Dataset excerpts
⁂
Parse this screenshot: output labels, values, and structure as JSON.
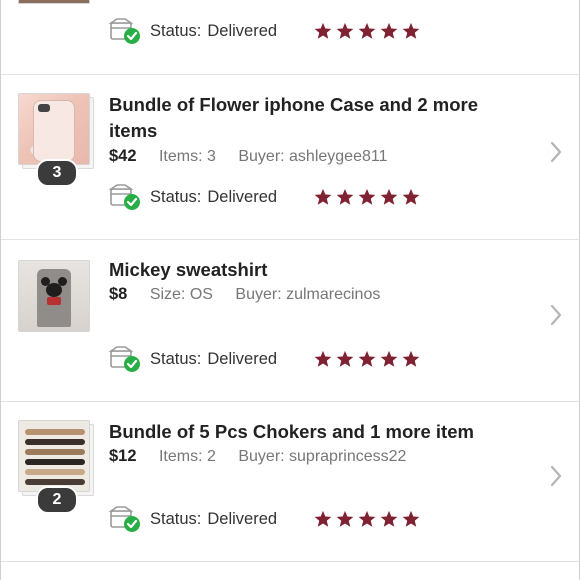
{
  "colors": {
    "star": "#7f2333",
    "check": "#27ae45",
    "divider": "#e3e3e3"
  },
  "icons": {
    "status": "package-delivered-icon",
    "rating": "star-icon",
    "nav": "chevron-right-icon"
  },
  "orders": [
    {
      "title": "",
      "price": "",
      "meta1": "",
      "buyer": "",
      "status_label": "Status:",
      "status_value": "Delivered",
      "rating": 5
    },
    {
      "title": "Bundle of Flower iphone Case and 2 more items",
      "price": "$42",
      "meta1": "Items: 3",
      "buyer": "Buyer: ashleygee811",
      "count_badge": "3",
      "status_label": "Status:",
      "status_value": "Delivered",
      "rating": 5
    },
    {
      "title": "Mickey sweatshirt",
      "price": "$8",
      "meta1": "Size: OS",
      "buyer": "Buyer: zulmarecinos",
      "status_label": "Status:",
      "status_value": "Delivered",
      "rating": 5
    },
    {
      "title": "Bundle of 5 Pcs Chokers and 1 more item",
      "price": "$12",
      "meta1": "Items: 2",
      "buyer": "Buyer: supraprincess22",
      "count_badge": "2",
      "status_label": "Status:",
      "status_value": "Delivered",
      "rating": 5
    }
  ]
}
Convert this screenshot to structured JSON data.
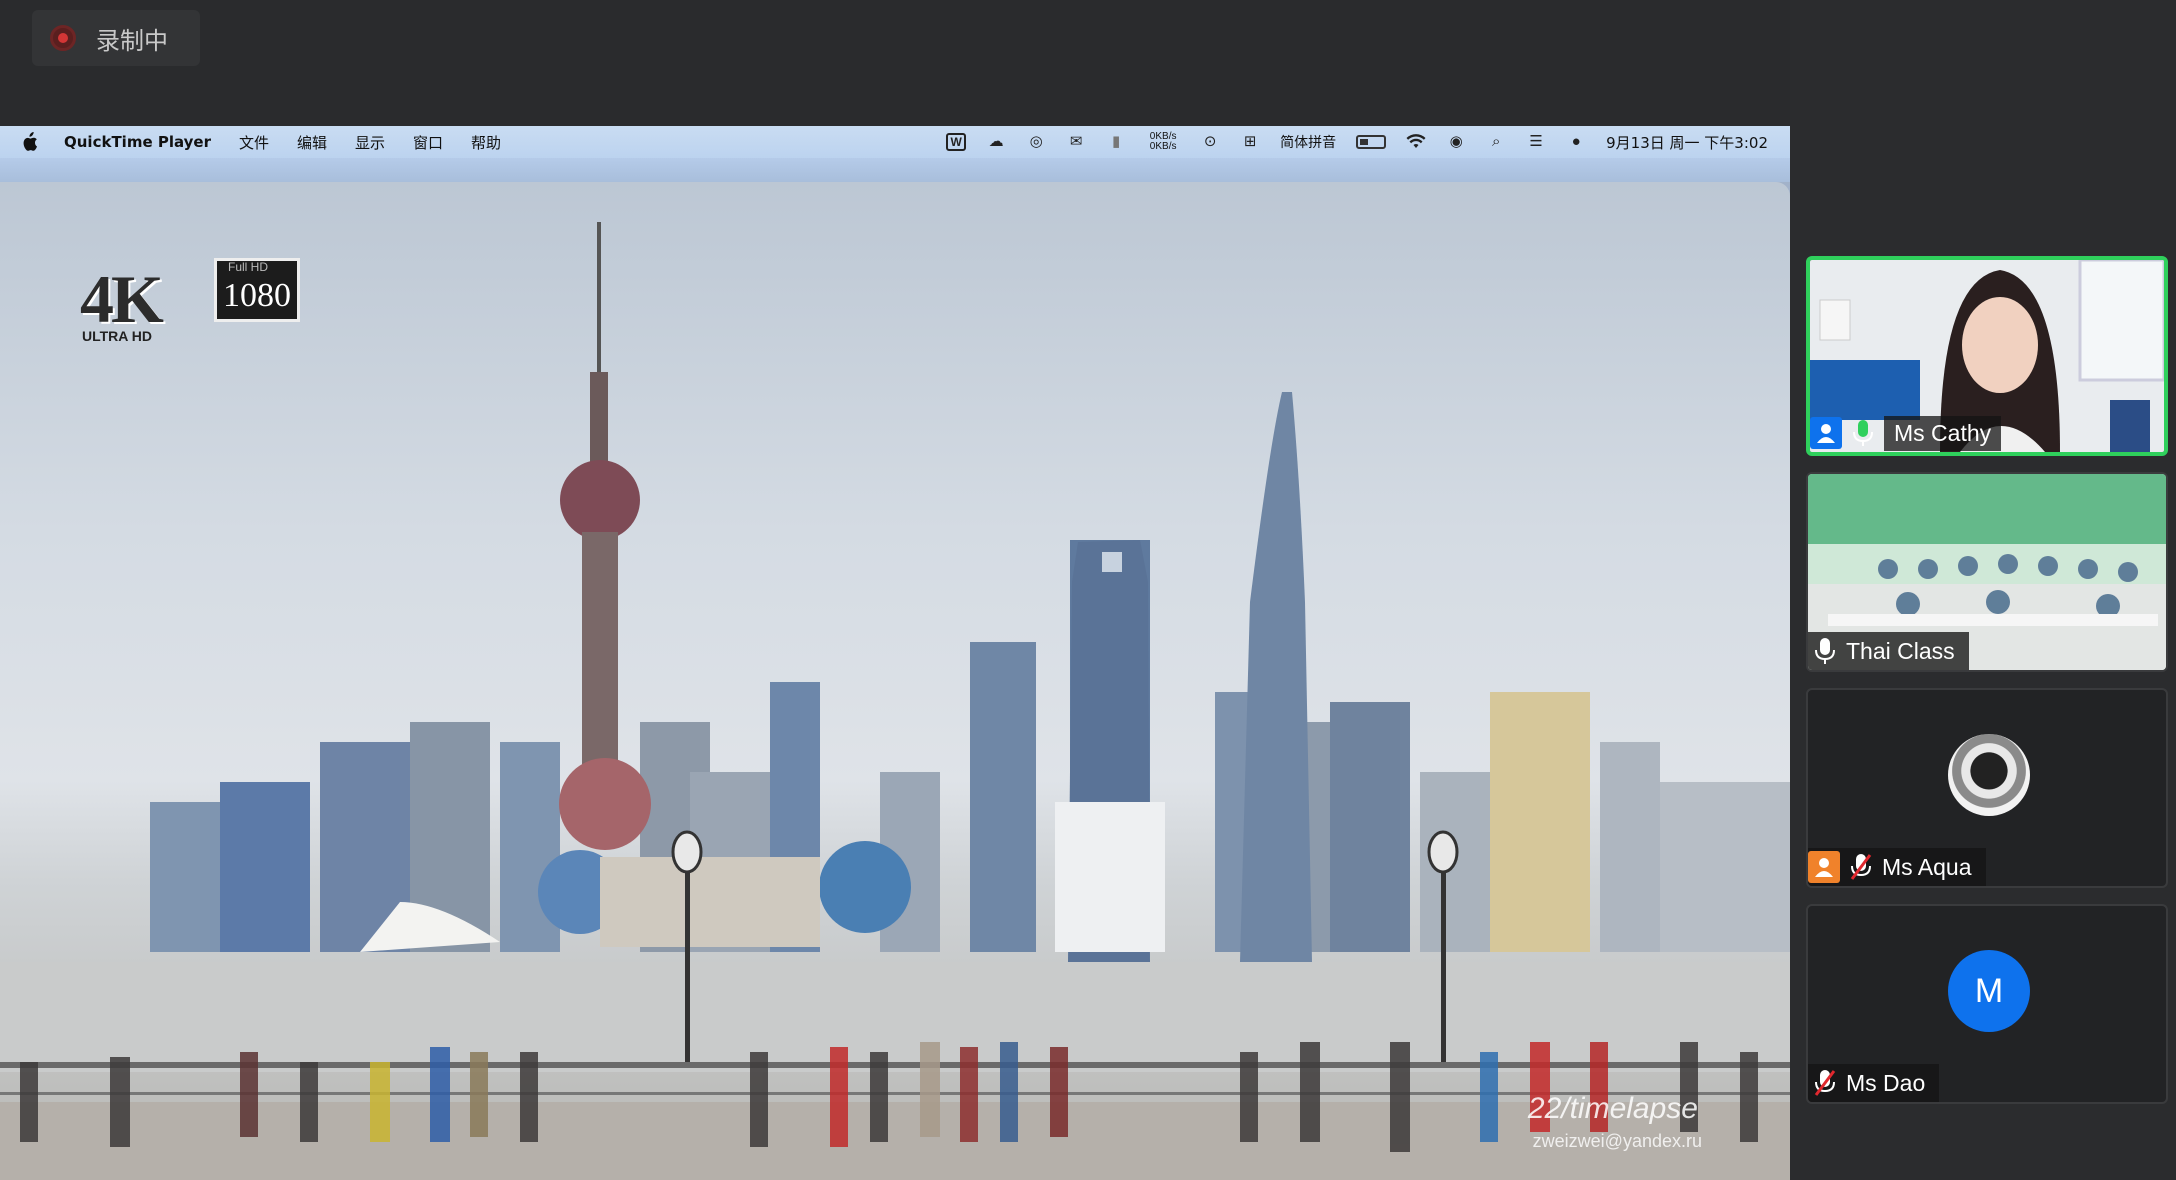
{
  "recording": {
    "label": "录制中"
  },
  "menubar": {
    "app_name": "QuickTime Player",
    "items": [
      "文件",
      "编辑",
      "显示",
      "窗口",
      "帮助"
    ],
    "net_speed_up": "0KB/s",
    "net_speed_down": "0KB/s",
    "input_method": "简体拼音",
    "clock": "9月13日 周一 下午3:02"
  },
  "video": {
    "badge_4k": "4K",
    "badge_uhd": "ULTRA HD",
    "badge_fullhd": "Full HD",
    "badge_1080": "1080",
    "watermark": "22/timelapse",
    "watermark_email": "zweizwei@yandex.ru"
  },
  "participants": [
    {
      "name": "Ms Cathy",
      "active": true,
      "host": true,
      "muted": false
    },
    {
      "name": "Thai Class",
      "active": false,
      "host": false,
      "muted": false
    },
    {
      "name": "Ms Aqua",
      "active": false,
      "host": true,
      "muted": true
    },
    {
      "name": "Ms Dao",
      "active": false,
      "host": false,
      "muted": true,
      "avatar_letter": "M"
    }
  ],
  "colors": {
    "active_speaker": "#2fd05c",
    "host_badge": "#0e72ed",
    "cohost_badge": "#f0822b",
    "recording": "#d33636"
  }
}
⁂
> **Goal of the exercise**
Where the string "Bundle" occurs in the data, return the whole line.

> **Result**
      "title": "Bundle of Flower iphone Case and 2 more items",
      "title": "Bundle of 5 Pcs Chokers and 1 more item",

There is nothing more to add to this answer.